SHETH K., VOGEL S.N., REGAN M.W., THORNLEY M.D. and TEUBEN P.J.
Abstract (from CDS):
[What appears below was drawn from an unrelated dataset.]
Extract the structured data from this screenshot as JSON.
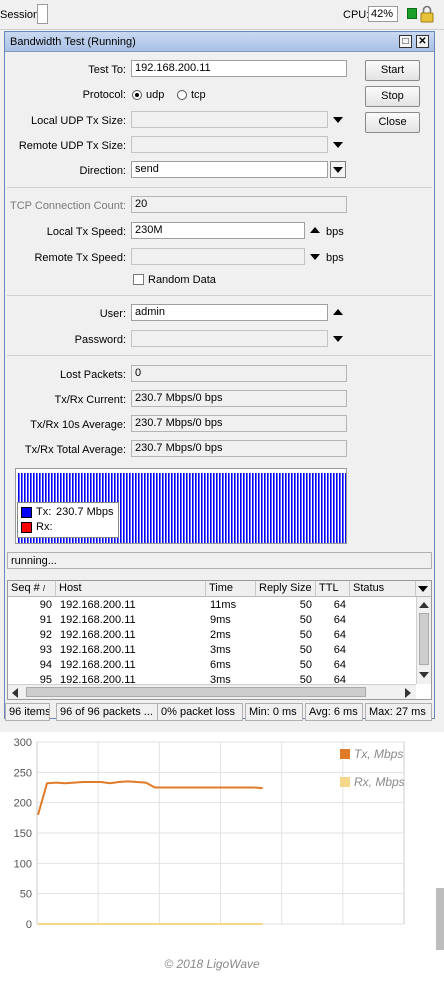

We present an analysis of the molecular gas distributions in the 29 barred and 15 unbarred spirals in the BIMA CO (J=1-0) Survey of Nearby Galaxies (SONG). For galaxies that are bright in CO, we confirm the conclusion by Sakamoto et al. that barred spirals have higher molecular gas concentrations in the central kiloparsec. The SONG sample also includes 27 galaxies below the CO brightness limit used by Sakamoto et al. Even in these less CO-bright galaxies we show that high central gas concentrations are more common in barred galaxies, consistent with radial inflow driven by the bar. However, there is a significant population of early-type (Sa-Sbc) barred spirals (6 of 19) that have no molecular gas detected in the nuclear region and have very little out to the bar corotation radius. This suggests that in barred galaxies with gas-deficient nuclear regions, the bar has already driven most of the gas within the bar corotation radius to the nuclear region, where it has been consumed by star formation. The median mass of nuclear molecular gas is over 4 times higher in early-type bars than in late-type (Sc-Sdm) bars. Since previous work has shown that the gas consumption rate is an order of magnitude higher in early-type bars, this implies that the early types have significantly higher bar-driven inflows. The lower accretion rates in late-type bars can probably be attributed to the known differences in bar structure between early and late types. Despite the evidence for bar-driven inflows in both early and late Hubble-type spirals, the data indicate that it is highly unlikely for a late-type galaxy to evolve into an early type via bar-induced gas inflow. Nonetheless, secular evolutionary processes are undoubtedly present, and pseudobulges are inevitable; evidence for pseudobulges is likely to be clearest in early-type galaxies because of their high gas inflow rates and higher star formation activity.